At the moment you can only see ray tracing on RTX cards and the change means that ray tracing will work on GPUs from the 1060.
There are some limits. Some games like Battlefield V will run just fine and deliver better visuals, but other games, like the freshly released Metro Exodus, will run at just 18 fps at 1440p which is unplayable.
In Battlefield V, for instance, ray tracing is only used for things like reflections and you can dial down the strength of the effect so that it consumes less computing power.
Metro Exodus, on the other hand, uses ray tracing to create highly realistic "global illumination" effects, simulating lighting from the real world. It's the first game that really showed the potential of RTX cards and generated some excitement about the tech.

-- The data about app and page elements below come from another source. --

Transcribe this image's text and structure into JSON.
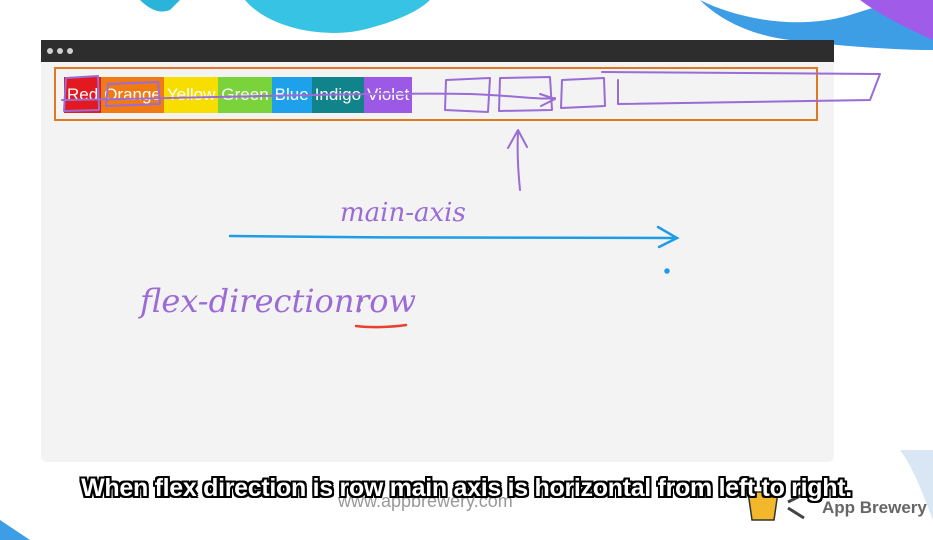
{
  "browser": {
    "window_dots": [
      "dot-1",
      "dot-2",
      "dot-3"
    ]
  },
  "flex_items": [
    {
      "label": "Red",
      "color": "#e3191f"
    },
    {
      "label": "Orange",
      "color": "#f07b14"
    },
    {
      "label": "Yellow",
      "color": "#f7de00"
    },
    {
      "label": "Green",
      "color": "#7ad33a"
    },
    {
      "label": "Blue",
      "color": "#1ea1ea"
    },
    {
      "label": "Indigo",
      "color": "#10848a"
    },
    {
      "label": "Violet",
      "color": "#9b59e6"
    }
  ],
  "annotations": {
    "axis_label": "main-axis",
    "property_label": "flex-direction:",
    "property_value": "row"
  },
  "caption": "When flex direction is row main axis is horizontal from left to right.",
  "footer": {
    "site": "www.appbrewery.com",
    "brand": "App Brewery"
  },
  "colors": {
    "container_border": "#e07a22",
    "sketch": "#9b6bd6",
    "axis_arrow": "#1e9ce6",
    "underline": "#e8412e"
  }
}
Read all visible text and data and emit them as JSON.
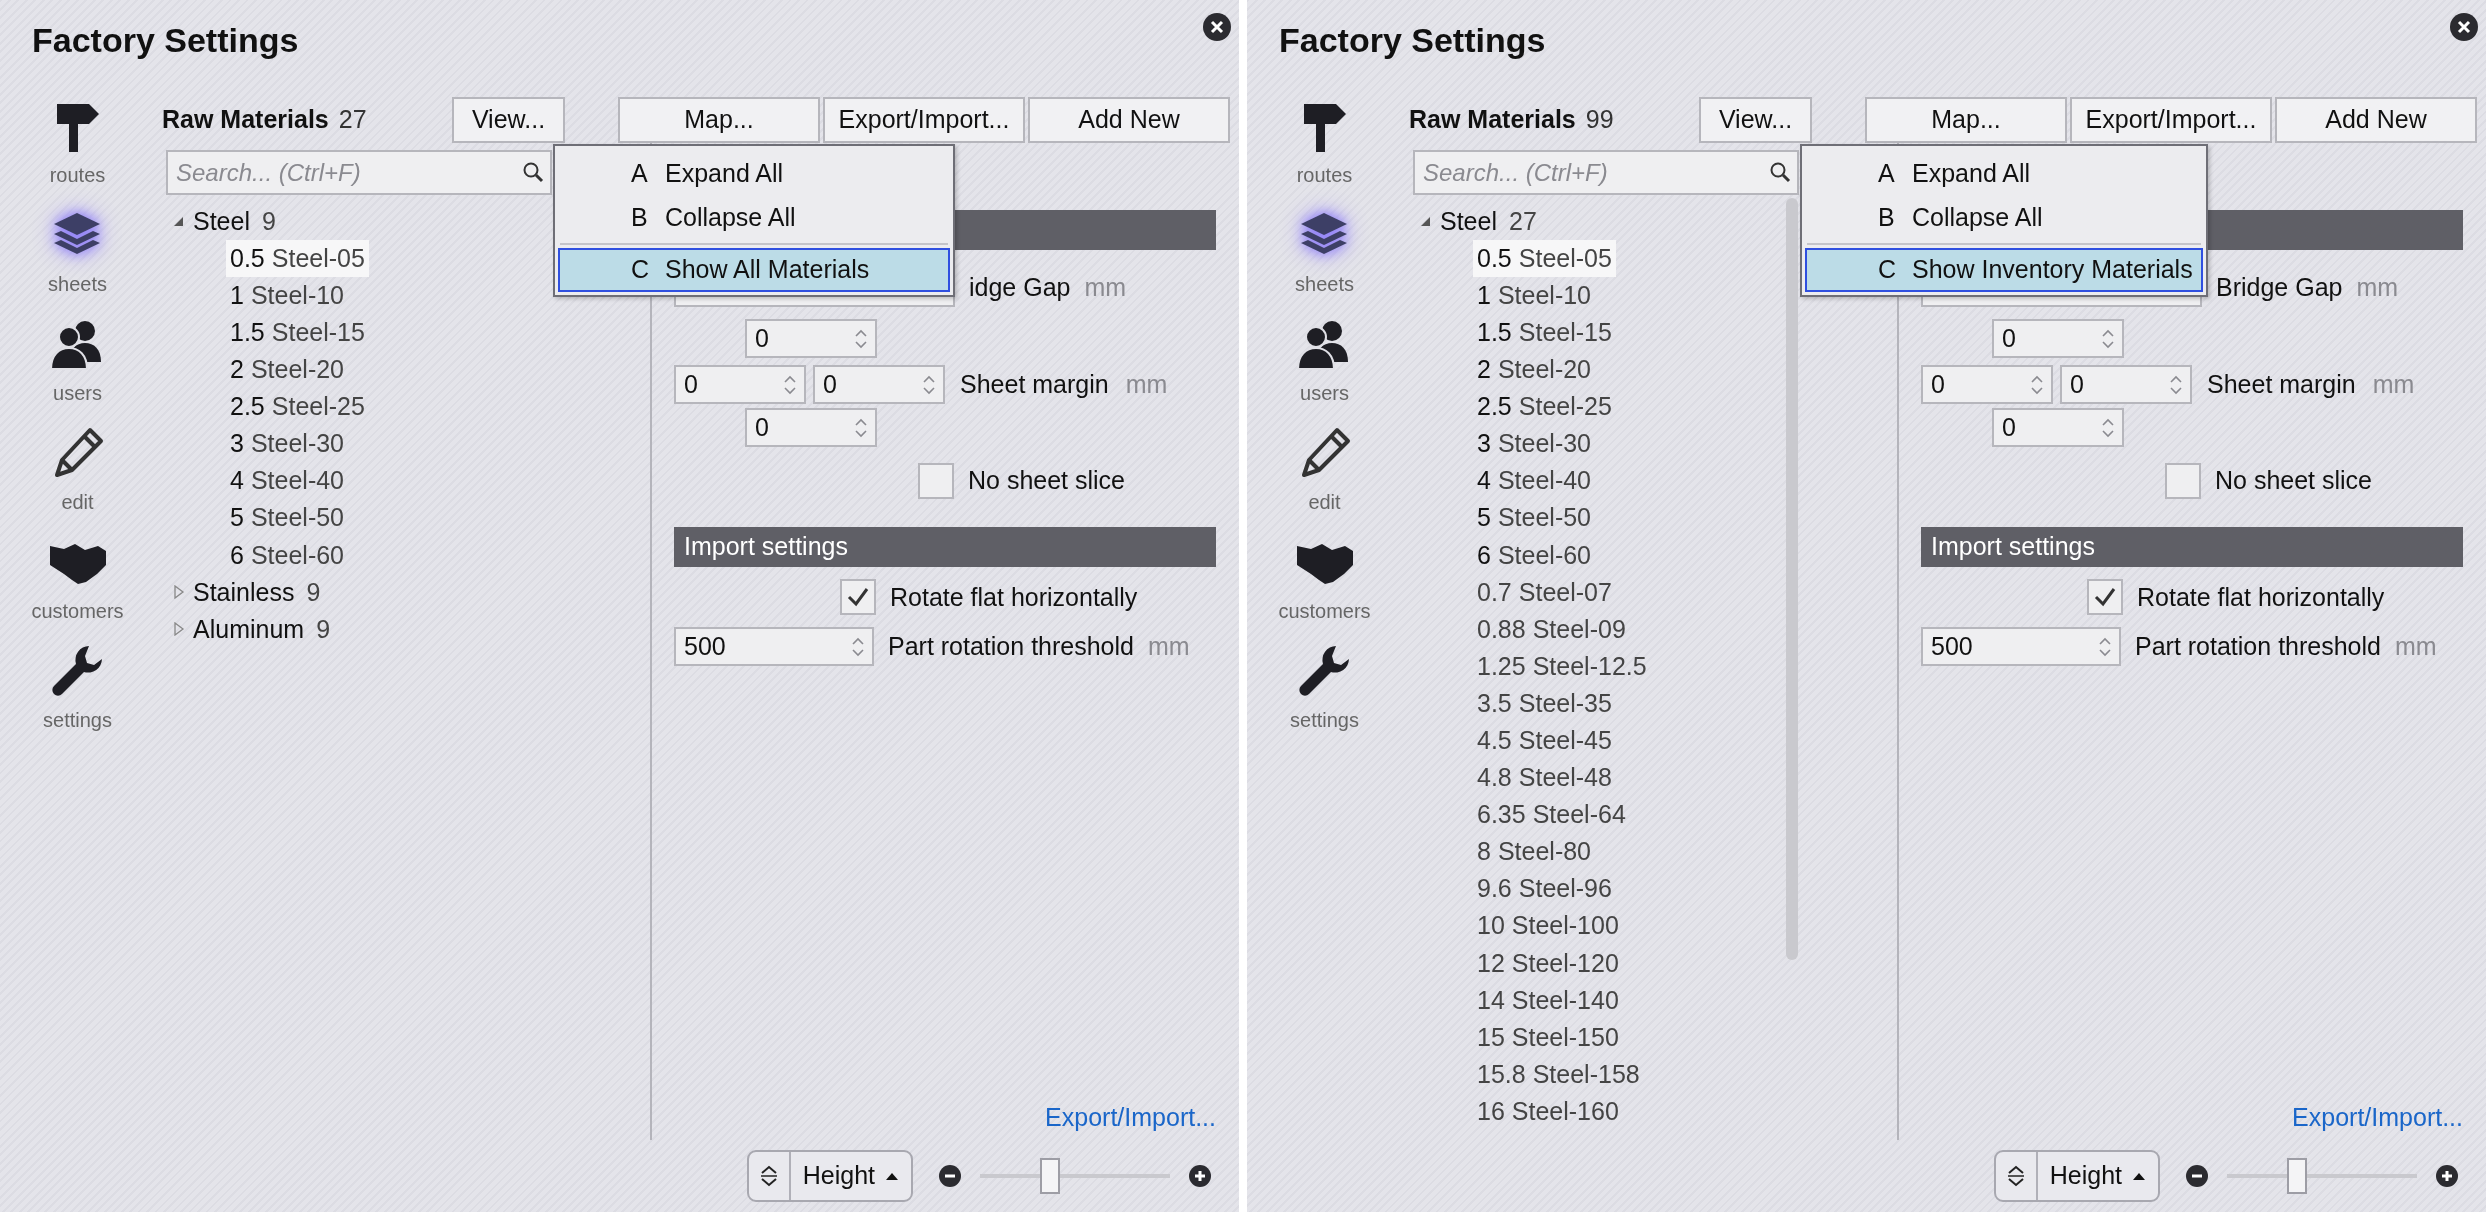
{
  "panels": [
    {
      "title": "Factory Settings",
      "nav": [
        {
          "label": "routes",
          "selected": false
        },
        {
          "label": "sheets",
          "selected": true
        },
        {
          "label": "users",
          "selected": false
        },
        {
          "label": "edit",
          "selected": false
        },
        {
          "label": "customers",
          "selected": false
        },
        {
          "label": "settings",
          "selected": false
        }
      ],
      "materials": {
        "heading": "Raw Materials",
        "count": "27",
        "view_button": "View...",
        "search": {
          "placeholder": "Search... (Ctrl+F)"
        },
        "scrollable": false,
        "tree": [
          {
            "label": "Steel",
            "count": "9",
            "expanded": true,
            "children": [
              {
                "thickness": "0.5",
                "name": "Steel-05",
                "selected": true,
                "inventory": true
              },
              {
                "thickness": "1",
                "name": "Steel-10",
                "selected": false,
                "inventory": true
              },
              {
                "thickness": "1.5",
                "name": "Steel-15",
                "selected": false,
                "inventory": true
              },
              {
                "thickness": "2",
                "name": "Steel-20",
                "selected": false,
                "inventory": true
              },
              {
                "thickness": "2.5",
                "name": "Steel-25",
                "selected": false,
                "inventory": true
              },
              {
                "thickness": "3",
                "name": "Steel-30",
                "selected": false,
                "inventory": true
              },
              {
                "thickness": "4",
                "name": "Steel-40",
                "selected": false,
                "inventory": true
              },
              {
                "thickness": "5",
                "name": "Steel-50",
                "selected": false,
                "inventory": true
              },
              {
                "thickness": "6",
                "name": "Steel-60",
                "selected": false,
                "inventory": true
              }
            ]
          },
          {
            "label": "Stainless",
            "count": "9",
            "expanded": false
          },
          {
            "label": "Aluminum",
            "count": "9",
            "expanded": false
          }
        ]
      },
      "toolbar": [
        {
          "label": "Map..."
        },
        {
          "label": "Export/Import..."
        },
        {
          "label": "Add New"
        }
      ],
      "view_menu": [
        {
          "key": "A",
          "label": "Expand All",
          "selected": false
        },
        {
          "key": "B",
          "label": "Collapse All",
          "selected": false
        },
        {
          "key": "C",
          "label": "Show All Materials",
          "selected": true
        }
      ],
      "settings": {
        "bridge_gap": {
          "label": "idge Gap",
          "unit": "mm"
        },
        "spinner_top": {
          "value": "0"
        },
        "sheet_margin": {
          "values": [
            "0",
            "0"
          ],
          "label": "Sheet margin",
          "unit": "mm"
        },
        "spinner_bottom": {
          "value": "0"
        },
        "no_sheet_slice": {
          "label": "No sheet slice",
          "checked": false
        },
        "import_header": "Import settings",
        "rotate_flat": {
          "label": "Rotate flat horizontally",
          "checked": true
        },
        "rotation_threshold": {
          "value": "500",
          "label": "Part rotation threshold",
          "unit": "mm"
        },
        "link": "Export/Import..."
      },
      "footer": {
        "sort_label": "Height",
        "zoom": {
          "level": 0.36
        }
      }
    },
    {
      "title": "Factory Settings",
      "nav": [
        {
          "label": "routes",
          "selected": false
        },
        {
          "label": "sheets",
          "selected": true
        },
        {
          "label": "users",
          "selected": false
        },
        {
          "label": "edit",
          "selected": false
        },
        {
          "label": "customers",
          "selected": false
        },
        {
          "label": "settings",
          "selected": false
        }
      ],
      "materials": {
        "heading": "Raw Materials",
        "count": "99",
        "view_button": "View...",
        "search": {
          "placeholder": "Search... (Ctrl+F)"
        },
        "scrollable": true,
        "tree": [
          {
            "label": "Steel",
            "count": "27",
            "expanded": true,
            "children": [
              {
                "thickness": "0.5",
                "name": "Steel-05",
                "selected": true,
                "inventory": true
              },
              {
                "thickness": "1",
                "name": "Steel-10",
                "selected": false,
                "inventory": true
              },
              {
                "thickness": "1.5",
                "name": "Steel-15",
                "selected": false,
                "inventory": true
              },
              {
                "thickness": "2",
                "name": "Steel-20",
                "selected": false,
                "inventory": true
              },
              {
                "thickness": "2.5",
                "name": "Steel-25",
                "selected": false,
                "inventory": true
              },
              {
                "thickness": "3",
                "name": "Steel-30",
                "selected": false,
                "inventory": true
              },
              {
                "thickness": "4",
                "name": "Steel-40",
                "selected": false,
                "inventory": true
              },
              {
                "thickness": "5",
                "name": "Steel-50",
                "selected": false,
                "inventory": true
              },
              {
                "thickness": "6",
                "name": "Steel-60",
                "selected": false,
                "inventory": true
              },
              {
                "thickness": "0.7",
                "name": "Steel-07",
                "selected": false,
                "inventory": false
              },
              {
                "thickness": "0.88",
                "name": "Steel-09",
                "selected": false,
                "inventory": false
              },
              {
                "thickness": "1.25",
                "name": "Steel-12.5",
                "selected": false,
                "inventory": false
              },
              {
                "thickness": "3.5",
                "name": "Steel-35",
                "selected": false,
                "inventory": false
              },
              {
                "thickness": "4.5",
                "name": "Steel-45",
                "selected": false,
                "inventory": false
              },
              {
                "thickness": "4.8",
                "name": "Steel-48",
                "selected": false,
                "inventory": false
              },
              {
                "thickness": "6.35",
                "name": "Steel-64",
                "selected": false,
                "inventory": false
              },
              {
                "thickness": "8",
                "name": "Steel-80",
                "selected": false,
                "inventory": false
              },
              {
                "thickness": "9.6",
                "name": "Steel-96",
                "selected": false,
                "inventory": false
              },
              {
                "thickness": "10",
                "name": "Steel-100",
                "selected": false,
                "inventory": false
              },
              {
                "thickness": "12",
                "name": "Steel-120",
                "selected": false,
                "inventory": false
              },
              {
                "thickness": "14",
                "name": "Steel-140",
                "selected": false,
                "inventory": false
              },
              {
                "thickness": "15",
                "name": "Steel-150",
                "selected": false,
                "inventory": false
              },
              {
                "thickness": "15.8",
                "name": "Steel-158",
                "selected": false,
                "inventory": false
              },
              {
                "thickness": "16",
                "name": "Steel-160",
                "selected": false,
                "inventory": false
              }
            ]
          }
        ]
      },
      "toolbar": [
        {
          "label": "Map..."
        },
        {
          "label": "Export/Import..."
        },
        {
          "label": "Add New"
        }
      ],
      "view_menu": [
        {
          "key": "A",
          "label": "Expand All",
          "selected": false
        },
        {
          "key": "B",
          "label": "Collapse All",
          "selected": false
        },
        {
          "key": "C",
          "label": "Show Inventory Materials",
          "selected": true
        }
      ],
      "settings": {
        "bridge_gap": {
          "label": "Bridge Gap",
          "unit": "mm"
        },
        "spinner_top": {
          "value": "0"
        },
        "sheet_margin": {
          "values": [
            "0",
            "0"
          ],
          "label": "Sheet margin",
          "unit": "mm"
        },
        "spinner_bottom": {
          "value": "0"
        },
        "no_sheet_slice": {
          "label": "No sheet slice",
          "checked": false
        },
        "import_header": "Import settings",
        "rotate_flat": {
          "label": "Rotate flat horizontally",
          "checked": true
        },
        "rotation_threshold": {
          "value": "500",
          "label": "Part rotation threshold",
          "unit": "mm"
        },
        "link": "Export/Import..."
      },
      "footer": {
        "sort_label": "Height",
        "zoom": {
          "level": 0.36
        }
      }
    }
  ]
}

However, because it's so computationally intensive, GTX cards - which don't have the RTX tensor cores - will be effectively be too slow to run it.
Part of the problem is that older cards lack the integer cores and tensor cores found on the RTX cards and their brains get stuck on ray tracing, running about four times slower than the RTX cards on Metro Exodus.
Since Metro Exodus is so heavily ray traced, the RTX cards run it three times quicker than older GTX 10-series cards. However, that falls to two times for Shadow of the Tomb Raider, and 1.6 times for Battlefield V, because both of those games use ray tracing less. The latest GTX 1660 and 1660 Ti GPUs, which don't have RT but do have integer cores, will run ray traced games moderately better than last-gen 10-series GPUs.
Nvidia has also announced that Unity and Unreal Engine now support ray tracing, allowing developers to implement the tech into their games. Developers can use Nvidia's new set of tools called GameWorks RTX to achieve this.
It includes the RTX Denoiser SDK that enables real-time ray tracing through techniques that reduce the required ray count and number of samples per pixel. It will support ray traced effects like area light shadows, glossy reflections, ambient occlusion and diffuse global illumination.